**Aim of the task**
Report how many lines of the listing include the word "board"; nothing else should be written.

**Data for processing**

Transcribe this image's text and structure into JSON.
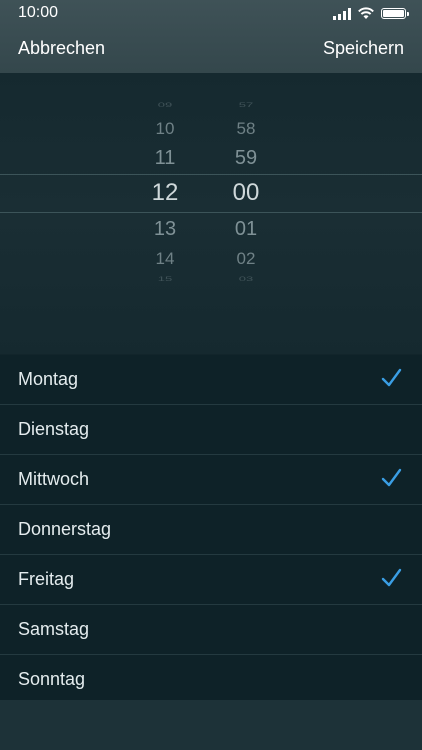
{
  "status_bar": {
    "time": "10:00"
  },
  "nav": {
    "cancel_label": "Abbrechen",
    "save_label": "Speichern"
  },
  "picker": {
    "hours": [
      "09",
      "10",
      "11",
      "12",
      "13",
      "14",
      "15"
    ],
    "minutes": [
      "57",
      "58",
      "59",
      "00",
      "01",
      "02",
      "03"
    ],
    "selected_hour": "12",
    "selected_minute": "00"
  },
  "days": [
    {
      "label": "Montag",
      "checked": true
    },
    {
      "label": "Dienstag",
      "checked": false
    },
    {
      "label": "Mittwoch",
      "checked": true
    },
    {
      "label": "Donnerstag",
      "checked": false
    },
    {
      "label": "Freitag",
      "checked": true
    },
    {
      "label": "Samstag",
      "checked": false
    },
    {
      "label": "Sonntag",
      "checked": false
    }
  ],
  "colors": {
    "check": "#3a9ee4",
    "accent": "#ffffff"
  }
}
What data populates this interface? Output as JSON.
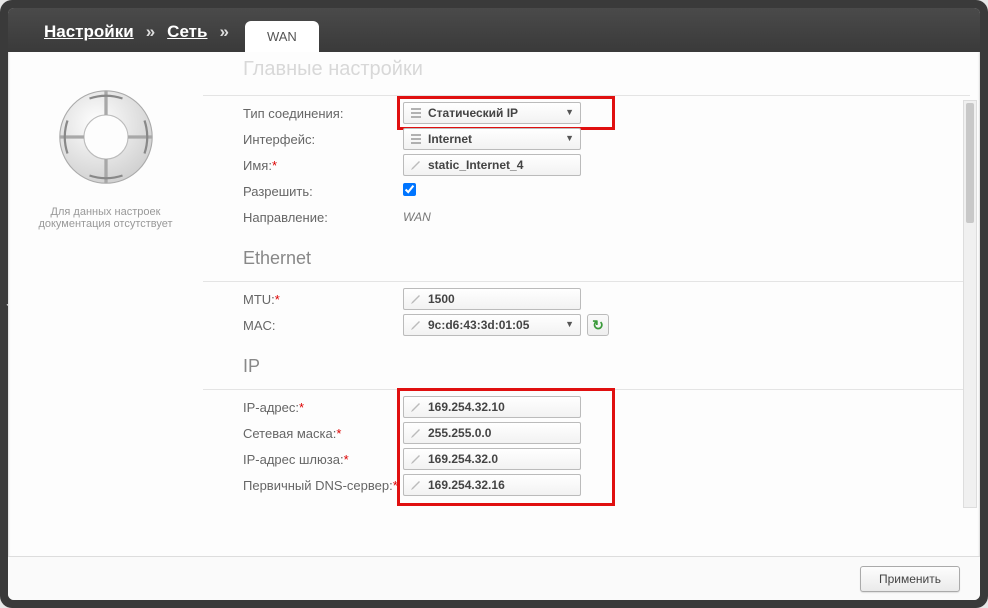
{
  "breadcrumb": {
    "settings": "Настройки",
    "network": "Сеть",
    "tab_wan": "WAN"
  },
  "sidebar": {
    "help_text": "Для данных настроек документация отсутствует"
  },
  "sections": {
    "main": "Главные настройки",
    "ethernet": "Ethernet",
    "ip": "IP"
  },
  "fields": {
    "conn_type": {
      "label": "Тип соединения:",
      "value": "Статический IP"
    },
    "interface": {
      "label": "Интерфейс:",
      "value": "Internet"
    },
    "name": {
      "label": "Имя:",
      "value": "static_Internet_4"
    },
    "allow": {
      "label": "Разрешить:"
    },
    "direction": {
      "label": "Направление:",
      "value": "WAN"
    },
    "mtu": {
      "label": "MTU:",
      "value": "1500"
    },
    "mac": {
      "label": "MAC:",
      "value": "9c:d6:43:3d:01:05"
    },
    "ip_addr": {
      "label": "IP-адрес:",
      "value": "169.254.32.10"
    },
    "netmask": {
      "label": "Сетевая маска:",
      "value": "255.255.0.0"
    },
    "gateway": {
      "label": "IP-адрес шлюза:",
      "value": "169.254.32.0"
    },
    "dns1": {
      "label": "Первичный DNS-сервер:",
      "value": "169.254.32.16"
    }
  },
  "buttons": {
    "apply": "Применить"
  }
}
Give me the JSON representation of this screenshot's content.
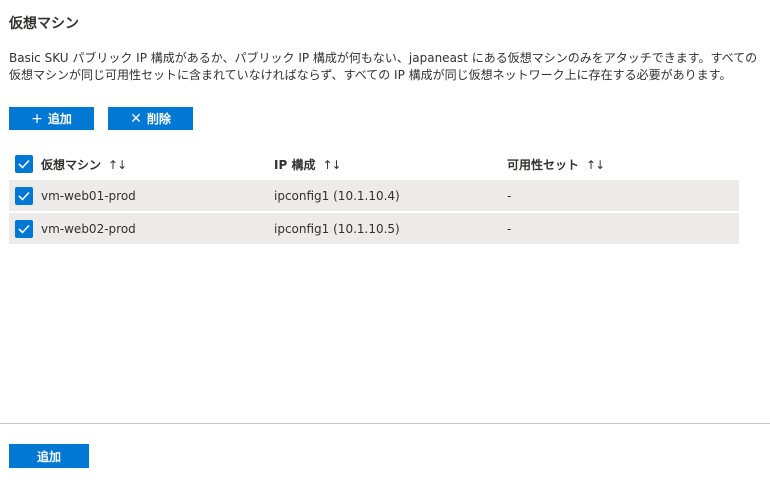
{
  "section": {
    "title": "仮想マシン",
    "description": "Basic SKU パブリック IP 構成があるか、パブリック IP 構成が何もない、japaneast にある仮想マシンのみをアタッチできます。すべての仮想マシンが同じ可用性セットに含まれていなければならず、すべての IP 構成が同じ仮想ネットワーク上に存在する必要があります。"
  },
  "toolbar": {
    "add_label": "追加",
    "delete_label": "削除"
  },
  "table": {
    "columns": {
      "vm": "仮想マシン",
      "ip": "IP 構成",
      "availability": "可用性セット"
    },
    "sort_glyph": "↑↓",
    "rows": [
      {
        "vm": "vm-web01-prod",
        "ip": "ipconfig1 (10.1.10.4)",
        "availability": "-",
        "checked": true
      },
      {
        "vm": "vm-web02-prod",
        "ip": "ipconfig1 (10.1.10.5)",
        "availability": "-",
        "checked": true
      }
    ]
  },
  "footer": {
    "add_label": "追加"
  },
  "colors": {
    "accent": "#0078d4",
    "row_background": "#edebe9",
    "divider": "#c8c6c4"
  }
}
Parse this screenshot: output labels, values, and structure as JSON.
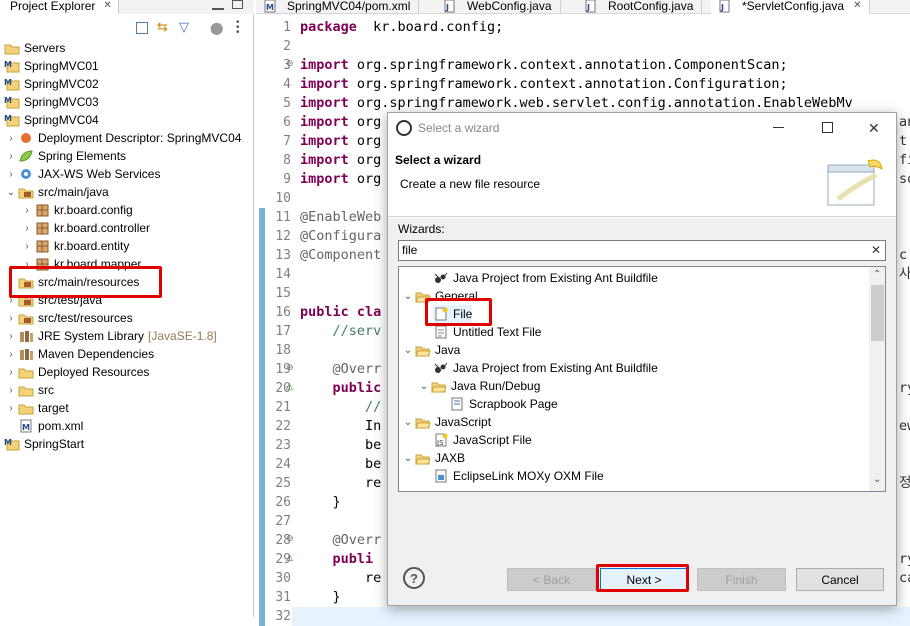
{
  "project_explorer": {
    "tab_label": "Project Explorer",
    "tab_close": "✕",
    "items": [
      {
        "label": "Servers",
        "icon": "folder-icon",
        "level": 0,
        "chevron": ""
      },
      {
        "label": "SpringMVC01",
        "icon": "maven-project-icon",
        "level": 0,
        "chevron": ""
      },
      {
        "label": "SpringMVC02",
        "icon": "maven-project-icon",
        "level": 0,
        "chevron": ""
      },
      {
        "label": "SpringMVC03",
        "icon": "maven-project-icon",
        "level": 0,
        "chevron": ""
      },
      {
        "label": "SpringMVC04",
        "icon": "maven-project-icon",
        "level": 0,
        "chevron": ""
      },
      {
        "label": "Deployment Descriptor: SpringMVC04",
        "icon": "deployment-descriptor-icon",
        "level": 1,
        "chevron": "›"
      },
      {
        "label": "Spring Elements",
        "icon": "spring-leaf-icon",
        "level": 1,
        "chevron": "›"
      },
      {
        "label": "JAX-WS Web Services",
        "icon": "web-services-icon",
        "level": 1,
        "chevron": "›"
      },
      {
        "label": "src/main/java",
        "icon": "source-folder-icon",
        "level": 1,
        "chevron": "⌄"
      },
      {
        "label": "kr.board.config",
        "icon": "package-icon",
        "level": 2,
        "chevron": "›"
      },
      {
        "label": "kr.board.controller",
        "icon": "package-icon",
        "level": 2,
        "chevron": "›"
      },
      {
        "label": "kr.board.entity",
        "icon": "package-icon",
        "level": 2,
        "chevron": "›"
      },
      {
        "label": "kr.board.mapper",
        "icon": "package-icon",
        "level": 2,
        "chevron": "›"
      },
      {
        "label": "src/main/resources",
        "icon": "source-folder-icon",
        "level": 1,
        "chevron": "›"
      },
      {
        "label": "src/test/java",
        "icon": "source-folder-icon",
        "level": 1,
        "chevron": "›"
      },
      {
        "label": "src/test/resources",
        "icon": "source-folder-icon",
        "level": 1,
        "chevron": "›"
      },
      {
        "label": "JRE System Library",
        "suffix": "[JavaSE-1.8]",
        "icon": "library-icon",
        "level": 1,
        "chevron": "›"
      },
      {
        "label": "Maven Dependencies",
        "icon": "library-icon",
        "level": 1,
        "chevron": "›"
      },
      {
        "label": "Deployed Resources",
        "icon": "folder-icon",
        "level": 1,
        "chevron": "›"
      },
      {
        "label": "src",
        "icon": "folder-icon",
        "level": 1,
        "chevron": "›"
      },
      {
        "label": "target",
        "icon": "folder-icon",
        "level": 1,
        "chevron": "›"
      },
      {
        "label": "pom.xml",
        "icon": "xml-file-icon",
        "level": 1,
        "chevron": ""
      },
      {
        "label": "SpringStart",
        "icon": "project-icon",
        "level": 0,
        "chevron": ""
      }
    ]
  },
  "editor": {
    "tabs": [
      {
        "label": "SpringMVC04/pom.xml",
        "icon": "xml-file-icon",
        "active": false,
        "close": ""
      },
      {
        "label": "WebConfig.java",
        "icon": "java-file-icon",
        "active": false,
        "close": ""
      },
      {
        "label": "RootConfig.java",
        "icon": "java-file-icon",
        "active": false,
        "close": ""
      },
      {
        "label": "*ServletConfig.java",
        "icon": "java-file-icon",
        "active": true,
        "close": "✕"
      }
    ],
    "lines": [
      {
        "no": "1",
        "marker": "",
        "parts": [
          [
            "kw",
            "package"
          ],
          [
            "",
            "  kr.board.config;"
          ]
        ]
      },
      {
        "no": "2",
        "marker": "",
        "parts": []
      },
      {
        "no": "3",
        "marker": "⊖",
        "parts": [
          [
            "kw",
            "import"
          ],
          [
            "",
            " org.springframework.context.annotation.ComponentScan;"
          ]
        ]
      },
      {
        "no": "4",
        "marker": "",
        "parts": [
          [
            "kw",
            "import"
          ],
          [
            "",
            " org.springframework.context.annotation.Configuration;"
          ]
        ]
      },
      {
        "no": "5",
        "marker": "",
        "parts": [
          [
            "kw",
            "import"
          ],
          [
            "",
            " org.springframework.web.servlet.config.annotation.EnableWebMv"
          ]
        ]
      },
      {
        "no": "6",
        "marker": "",
        "parts": [
          [
            "kw",
            "import"
          ],
          [
            "",
            " org"
          ]
        ]
      },
      {
        "no": "7",
        "marker": "",
        "parts": [
          [
            "kw",
            "import"
          ],
          [
            "",
            " org"
          ]
        ]
      },
      {
        "no": "8",
        "marker": "",
        "parts": [
          [
            "kw",
            "import"
          ],
          [
            "",
            " org"
          ]
        ]
      },
      {
        "no": "9",
        "marker": "",
        "parts": [
          [
            "kw",
            "import"
          ],
          [
            "",
            " org"
          ]
        ]
      },
      {
        "no": "10",
        "marker": "",
        "parts": []
      },
      {
        "no": "11",
        "marker": "",
        "parts": [
          [
            "ann",
            "@EnableWeb"
          ]
        ]
      },
      {
        "no": "12",
        "marker": "",
        "parts": [
          [
            "ann",
            "@Configura"
          ]
        ]
      },
      {
        "no": "13",
        "marker": "",
        "parts": [
          [
            "ann",
            "@Component"
          ]
        ]
      },
      {
        "no": "14",
        "marker": "",
        "parts": []
      },
      {
        "no": "15",
        "marker": "",
        "parts": []
      },
      {
        "no": "16",
        "marker": "",
        "parts": [
          [
            "kw",
            "public"
          ],
          [
            "",
            " "
          ],
          [
            "kw",
            "cla"
          ]
        ]
      },
      {
        "no": "17",
        "marker": "",
        "parts": [
          [
            "",
            "    "
          ],
          [
            "cmt",
            "//serv"
          ]
        ]
      },
      {
        "no": "18",
        "marker": "",
        "parts": []
      },
      {
        "no": "19",
        "marker": "⊖",
        "parts": [
          [
            "",
            "    "
          ],
          [
            "ann",
            "@Overr"
          ]
        ]
      },
      {
        "no": "20",
        "marker": "△",
        "parts": [
          [
            "",
            "    "
          ],
          [
            "kw",
            "public"
          ]
        ]
      },
      {
        "no": "21",
        "marker": "",
        "parts": [
          [
            "",
            "        "
          ],
          [
            "cmt",
            "//"
          ]
        ]
      },
      {
        "no": "22",
        "marker": "",
        "parts": [
          [
            "",
            "        In"
          ]
        ]
      },
      {
        "no": "23",
        "marker": "",
        "parts": [
          [
            "",
            "        be"
          ]
        ]
      },
      {
        "no": "24",
        "marker": "",
        "parts": [
          [
            "",
            "        be"
          ]
        ]
      },
      {
        "no": "25",
        "marker": "",
        "parts": [
          [
            "",
            "        re"
          ]
        ]
      },
      {
        "no": "26",
        "marker": "",
        "parts": [
          [
            "",
            "    }"
          ]
        ]
      },
      {
        "no": "27",
        "marker": "",
        "parts": []
      },
      {
        "no": "28",
        "marker": "⊖",
        "parts": [
          [
            "",
            "    "
          ],
          [
            "ann",
            "@Overr"
          ]
        ]
      },
      {
        "no": "29",
        "marker": "△",
        "parts": [
          [
            "",
            "    "
          ],
          [
            "kw",
            "publi"
          ]
        ]
      },
      {
        "no": "30",
        "marker": "",
        "parts": [
          [
            "",
            "        re"
          ]
        ]
      },
      {
        "no": "31",
        "marker": "",
        "parts": [
          [
            "",
            "    }"
          ]
        ]
      },
      {
        "no": "32",
        "marker": "",
        "parts": []
      }
    ],
    "right_fragments": [
      {
        "text": "an",
        "line": 6
      },
      {
        "text": "t",
        "line": 7
      },
      {
        "text": "fi",
        "line": 8
      },
      {
        "text": "so",
        "line": 9
      },
      {
        "text": "c",
        "line": 13
      },
      {
        "text": "사",
        "line": 14
      },
      {
        "text": "ry",
        "line": 20
      },
      {
        "text": "ew",
        "line": 22
      },
      {
        "text": "정처",
        "line": 25
      },
      {
        "text": "ry",
        "line": 29
      },
      {
        "text": "ca",
        "line": 30
      }
    ]
  },
  "wizard": {
    "title": "Select a wizard",
    "header_title": "Select a wizard",
    "header_subtitle": "Create a new file resource",
    "wizards_label": "Wizards:",
    "filter_value": "file",
    "filter_clear": "✕",
    "tree": [
      {
        "label": "Java Project from Existing Ant Buildfile",
        "icon": "ant-icon",
        "level": 1,
        "chevron": ""
      },
      {
        "label": "General",
        "icon": "folder-open-icon",
        "level": 0,
        "chevron": "⌄"
      },
      {
        "label": "File",
        "icon": "new-file-icon",
        "level": 1,
        "chevron": ""
      },
      {
        "label": "Untitled Text File",
        "icon": "text-file-icon",
        "level": 1,
        "chevron": ""
      },
      {
        "label": "Java",
        "icon": "folder-open-icon",
        "level": 0,
        "chevron": "⌄"
      },
      {
        "label": "Java Project from Existing Ant Buildfile",
        "icon": "ant-icon",
        "level": 1,
        "chevron": ""
      },
      {
        "label": "Java Run/Debug",
        "icon": "folder-open-icon",
        "level": 1,
        "chevron": "⌄"
      },
      {
        "label": "Scrapbook Page",
        "icon": "scrapbook-icon",
        "level": 2,
        "chevron": ""
      },
      {
        "label": "JavaScript",
        "icon": "folder-open-icon",
        "level": 0,
        "chevron": "⌄"
      },
      {
        "label": "JavaScript File",
        "icon": "javascript-file-icon",
        "level": 1,
        "chevron": ""
      },
      {
        "label": "JAXB",
        "icon": "folder-open-icon",
        "level": 0,
        "chevron": "⌄"
      },
      {
        "label": "EclipseLink MOXy OXM File",
        "icon": "oxm-file-icon",
        "level": 1,
        "chevron": ""
      }
    ],
    "buttons": {
      "help": "?",
      "back": "< Back",
      "next": "Next >",
      "finish": "Finish",
      "cancel": "Cancel"
    },
    "window_controls": {
      "minimize": "",
      "maximize": "",
      "close": "✕"
    }
  },
  "colors": {
    "highlight_box": "#e00000",
    "keyword": "#7f0055",
    "annotation": "#646464",
    "comment": "#3f7f5f",
    "change_bar": "#7ab3d6"
  }
}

**Exercise solution**
5